We have to be committed day in and day out to fighting this kind of evil.

What now? Where do we go from here?

I don’t want anyone to think that I have the crystal ball to answer that question, but I will share with you what I am doing.

I believe that in order for us to “End Hate and Racism” we have to:

1) Advocate for each other. That means working with our city, county, state and hopefully, federal governments. Most importantly, that means working with these groups:  https://thenohatezone.wpengine.com/related-organizations/ to brainstorm around and implement policy’s, laws, practices, and so much more, that directly impact marginalized community members. We need to empower them and us to change the culture of our city in a way that not only allows for but supports and works toward people of color being decision makers in this community. City council has seen two people of color as commissioners in their 130-plus year history, and our Bureaus now only have two people of color as Directors. This has got to change. No matter how much you and I– or other white people– want to change this culture, it won’t happen until those directly affected by it play a roll in that change. We have to be willing and able to step back and follow, to give others the power to lead and embrace it.

2) We have to engage with our community and I’m not talking about “Outreach”, I’m talking about community engagement. We have to get to know our community members, and especially the communities of color, before it’s to late– and we push them completely out of this city– and we lose their history and their allegiance. We can’t put up a lawn sign about diversity when none of our neighbors are people of color. Instead of putting up lawn signs, reach out and engage with people, go to their churches and places of worship. The Muslim Educational Trust is a wonderful and welcoming place. Support black and brown-owned businesses. Volunteer, volunteer, and volunteer in communities and with organizations outside of your comfort level. Challenge yourself to see where you can support doctors, lawyers, chefs, and pastors who are people of color. This city is full of a deep, beautiful history of culture and diversity that many Portlanders have no idea about. Embrace it.

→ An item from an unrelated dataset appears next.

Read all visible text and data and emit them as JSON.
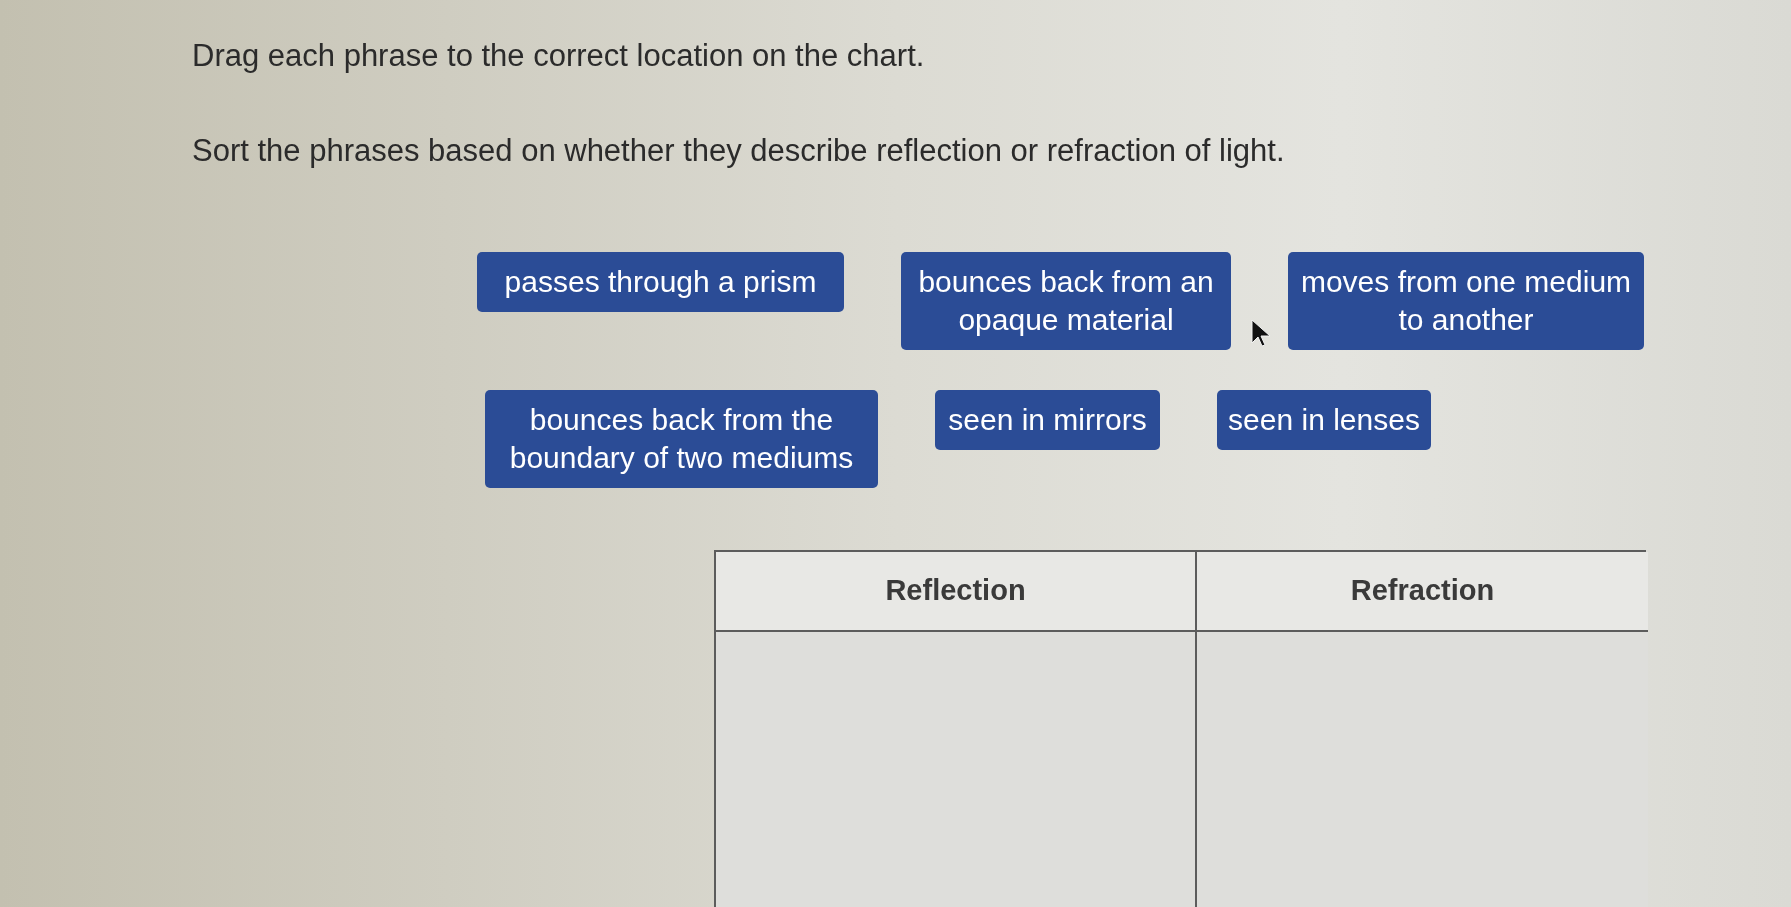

3) Educate yourself. I know the ugly and beautiful history of my city Portland, Or. I know the stories of red lining and of Jews buying homes for black community members when they couldn’t buy for themselves. I know about Vanport, about sundown laws, about the history of our Japanese and Chinese communities, and their contributions. I know about the long history of the Jewish community. If you know the history and educate yourself, before tearing down churches to build apartments, or doing so many other privileged things we have done in this city, perhaps we would build a city that is more inclusive and welcoming of others, a city that values the history and contribution of those who have been here for generations.

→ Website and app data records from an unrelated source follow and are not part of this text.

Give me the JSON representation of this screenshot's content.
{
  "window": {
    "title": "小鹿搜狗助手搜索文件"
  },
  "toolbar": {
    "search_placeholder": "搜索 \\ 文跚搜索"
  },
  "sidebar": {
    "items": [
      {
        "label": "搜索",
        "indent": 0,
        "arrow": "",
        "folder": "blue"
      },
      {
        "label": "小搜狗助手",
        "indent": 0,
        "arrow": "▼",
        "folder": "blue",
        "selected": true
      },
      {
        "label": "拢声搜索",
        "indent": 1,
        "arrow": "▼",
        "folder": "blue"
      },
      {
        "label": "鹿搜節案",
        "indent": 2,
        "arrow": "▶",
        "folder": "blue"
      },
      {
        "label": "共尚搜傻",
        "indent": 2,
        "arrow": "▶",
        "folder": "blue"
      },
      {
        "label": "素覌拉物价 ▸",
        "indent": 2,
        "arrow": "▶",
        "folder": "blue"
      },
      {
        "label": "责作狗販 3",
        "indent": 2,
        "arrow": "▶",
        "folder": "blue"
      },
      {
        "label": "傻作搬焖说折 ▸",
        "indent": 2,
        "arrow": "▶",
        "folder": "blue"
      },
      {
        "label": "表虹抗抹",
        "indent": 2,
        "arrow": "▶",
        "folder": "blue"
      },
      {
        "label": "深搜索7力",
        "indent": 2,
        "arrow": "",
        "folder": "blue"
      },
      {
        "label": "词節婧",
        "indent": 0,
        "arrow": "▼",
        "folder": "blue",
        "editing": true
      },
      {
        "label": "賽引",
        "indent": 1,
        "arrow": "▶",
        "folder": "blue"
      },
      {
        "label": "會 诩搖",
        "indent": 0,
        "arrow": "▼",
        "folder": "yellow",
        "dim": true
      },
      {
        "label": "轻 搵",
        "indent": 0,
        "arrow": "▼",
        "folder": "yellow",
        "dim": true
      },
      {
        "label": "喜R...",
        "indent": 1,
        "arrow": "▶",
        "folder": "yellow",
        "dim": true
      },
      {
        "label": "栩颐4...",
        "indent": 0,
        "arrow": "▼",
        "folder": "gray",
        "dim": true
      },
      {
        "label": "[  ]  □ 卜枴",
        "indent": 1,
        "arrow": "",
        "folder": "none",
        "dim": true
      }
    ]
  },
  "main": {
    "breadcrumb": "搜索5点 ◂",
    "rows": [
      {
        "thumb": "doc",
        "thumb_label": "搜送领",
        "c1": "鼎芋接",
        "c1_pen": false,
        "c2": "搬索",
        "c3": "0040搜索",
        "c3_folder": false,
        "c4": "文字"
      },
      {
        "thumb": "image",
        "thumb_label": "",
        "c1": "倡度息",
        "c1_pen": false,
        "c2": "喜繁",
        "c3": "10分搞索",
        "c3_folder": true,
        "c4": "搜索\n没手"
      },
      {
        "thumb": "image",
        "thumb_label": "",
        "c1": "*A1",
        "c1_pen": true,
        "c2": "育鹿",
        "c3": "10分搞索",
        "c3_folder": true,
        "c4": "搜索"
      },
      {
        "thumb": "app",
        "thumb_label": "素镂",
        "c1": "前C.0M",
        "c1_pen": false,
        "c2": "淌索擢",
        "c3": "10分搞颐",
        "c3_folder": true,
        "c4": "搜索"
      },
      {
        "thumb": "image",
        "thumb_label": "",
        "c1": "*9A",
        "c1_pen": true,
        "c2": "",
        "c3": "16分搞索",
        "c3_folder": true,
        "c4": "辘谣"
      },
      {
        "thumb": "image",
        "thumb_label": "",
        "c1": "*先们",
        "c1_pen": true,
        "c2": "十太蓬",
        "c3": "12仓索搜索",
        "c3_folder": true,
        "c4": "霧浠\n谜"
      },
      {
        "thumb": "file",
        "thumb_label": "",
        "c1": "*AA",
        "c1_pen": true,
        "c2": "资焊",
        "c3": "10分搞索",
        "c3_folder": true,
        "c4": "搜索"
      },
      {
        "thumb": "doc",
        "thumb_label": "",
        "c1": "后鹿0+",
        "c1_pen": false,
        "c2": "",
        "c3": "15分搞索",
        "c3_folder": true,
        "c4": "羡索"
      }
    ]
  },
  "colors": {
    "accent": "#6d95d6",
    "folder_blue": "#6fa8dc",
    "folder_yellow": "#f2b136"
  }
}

We will have to make drastic changes to the way we do business and live our lives. We have to get out of our comfort zone and educate our minds and search our souls about the needs of ALL Portlanders.

I’m not shocked that that evil man existed in this beautiful City of Roses, because I have seen them before, and I’m sure most communities of color aren’t shocked either. We have to do something about it. We have to create a city that makes people like him uncomfortable; makes him feel like an outcast and unwelcomed; a city that has ZERO TOLERANCE for hate and racism; a city where people filled with hate know that if you come for one of us you come for all of us, and that we stand together.

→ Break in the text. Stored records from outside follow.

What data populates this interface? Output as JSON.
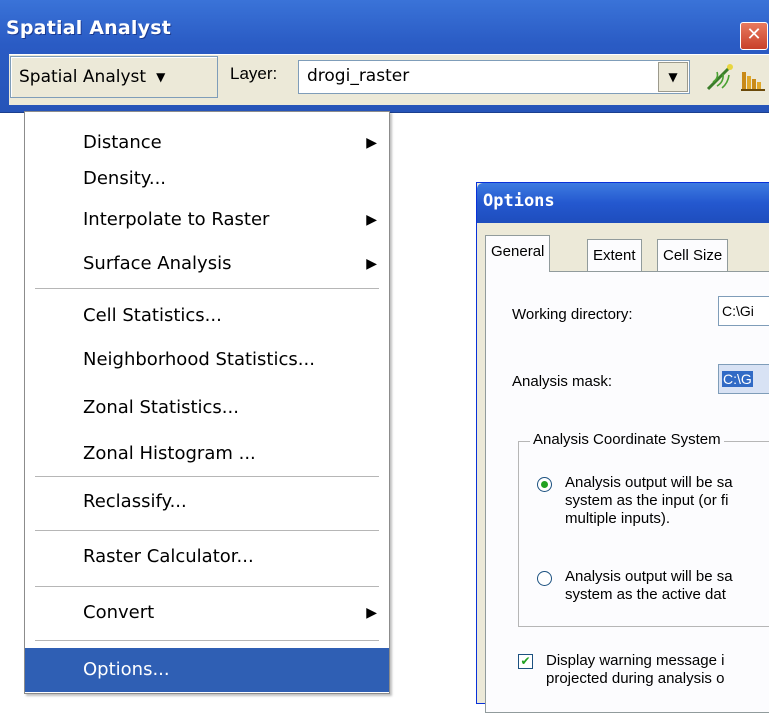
{
  "toolbar": {
    "title": "Spatial Analyst",
    "close_glyph": "✕",
    "menu_button_label": "Spatial Analyst",
    "menu_button_arrow": "▼",
    "layer_label": "Layer:",
    "layer_value": "drogi_raster",
    "layer_drop_arrow": "▼",
    "icons": [
      "contour-wand-icon",
      "histogram-icon"
    ]
  },
  "menu": {
    "items": [
      {
        "label": "Distance",
        "submenu": true
      },
      {
        "label": "Density...",
        "submenu": false
      },
      {
        "label": "Interpolate to Raster",
        "submenu": true
      },
      {
        "label": "Surface Analysis",
        "submenu": true
      },
      {
        "label": "Cell Statistics...",
        "submenu": false
      },
      {
        "label": "Neighborhood Statistics...",
        "submenu": false
      },
      {
        "label": "Zonal Statistics...",
        "submenu": false
      },
      {
        "label": "Zonal Histogram ...",
        "submenu": false
      },
      {
        "label": "Reclassify...",
        "submenu": false
      },
      {
        "label": "Raster Calculator...",
        "submenu": false
      },
      {
        "label": "Convert",
        "submenu": true
      },
      {
        "label": "Options...",
        "submenu": false,
        "selected": true
      }
    ],
    "submenu_arrow": "▶",
    "highlight_color": "#2f5fb4"
  },
  "options_dialog": {
    "title": "Options",
    "tabs": [
      "General",
      "Extent",
      "Cell Size"
    ],
    "active_tab": "General",
    "working_directory_label": "Working directory:",
    "working_directory_value": "C:\\Gi",
    "analysis_mask_label": "Analysis mask:",
    "analysis_mask_value": "C:\\G",
    "coord_group_title": "Analysis Coordinate System",
    "radio_input_text": "Analysis output will be sa\nsystem as the input (or fi\nmultiple inputs).",
    "radio_active_text": "Analysis output will be sa\nsystem as the active dat",
    "radio_input_selected": true,
    "check_warning_text": "Display warning message i\nprojected during analysis o",
    "check_warning_checked": true,
    "check_glyph": "✔"
  }
}
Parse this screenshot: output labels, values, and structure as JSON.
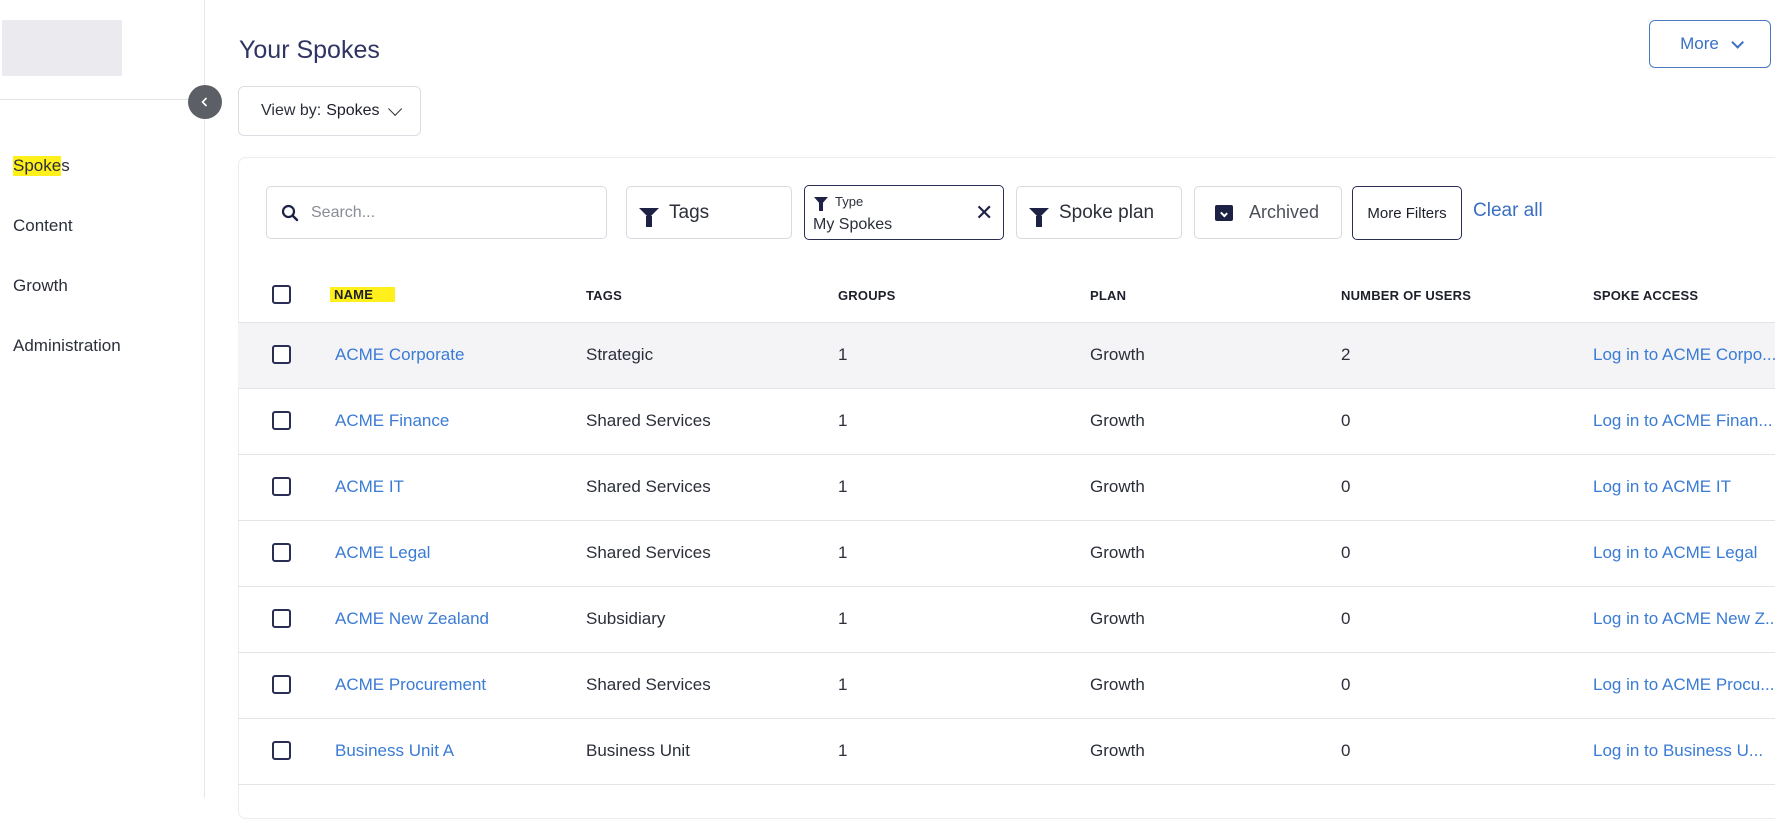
{
  "sidebar": {
    "nav": [
      {
        "label_a": "Spoke",
        "label_b": "s"
      },
      {
        "label": "Content"
      },
      {
        "label": "Growth"
      },
      {
        "label": "Administration"
      }
    ]
  },
  "header": {
    "title": "Your Spokes",
    "view_by_label": "View by:",
    "view_by_value": "Spokes",
    "more_label": "More"
  },
  "filters": {
    "search_placeholder": "Search...",
    "tags_label": "Tags",
    "type_label": "Type",
    "type_value": "My Spokes",
    "spoke_plan_label": "Spoke plan",
    "archived_label": "Archived",
    "more_filters_label": "More Filters",
    "clear_all_label": "Clear all"
  },
  "table": {
    "columns": [
      "NAME",
      "TAGS",
      "GROUPS",
      "PLAN",
      "NUMBER OF USERS",
      "SPOKE ACCESS"
    ],
    "rows": [
      {
        "name": "ACME Corporate",
        "tags": "Strategic",
        "groups": "1",
        "plan": "Growth",
        "users": "2",
        "access": "Log in to ACME Corpo..."
      },
      {
        "name": "ACME Finance",
        "tags": "Shared Services",
        "groups": "1",
        "plan": "Growth",
        "users": "0",
        "access": "Log in to ACME Finan..."
      },
      {
        "name": "ACME IT",
        "tags": "Shared Services",
        "groups": "1",
        "plan": "Growth",
        "users": "0",
        "access": "Log in to ACME IT"
      },
      {
        "name": "ACME Legal",
        "tags": "Shared Services",
        "groups": "1",
        "plan": "Growth",
        "users": "0",
        "access": "Log in to ACME Legal"
      },
      {
        "name": "ACME New Zealand",
        "tags": "Subsidiary",
        "groups": "1",
        "plan": "Growth",
        "users": "0",
        "access": "Log in to ACME New Z..."
      },
      {
        "name": "ACME Procurement",
        "tags": "Shared Services",
        "groups": "1",
        "plan": "Growth",
        "users": "0",
        "access": "Log in to ACME Procu..."
      },
      {
        "name": "Business Unit A",
        "tags": "Business Unit",
        "groups": "1",
        "plan": "Growth",
        "users": "0",
        "access": "Log in to Business U..."
      }
    ]
  },
  "colors": {
    "accent": "#3a7bd5",
    "title": "#2f3463",
    "highlight": "#ffef1a"
  }
}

We aren’t there yet, but God willing we will be one day. Perhaps we will look back on that night as the moment this city acknowledged its institutional and systematic racism, that not only allowed for this ugliness to exist in this city, but for him and others to feel like they belong here– because they don’t– and they never will.

We can’t ever go back, Portland. We owe it to the men who died for, and believed in, a city free of hatred and racism. Let their sacrifice inspire and motivate us to be a city and destination for all people, and not a breeding ground for hate.

Rest in Peace, Love, and Honor: Taliesin Myrddin Namkai Meche and Rick Best. Prayers for peace to the two children, and a speedy recover for  Micah Fletcher. Each of you showed us the best of what Portland has to offer.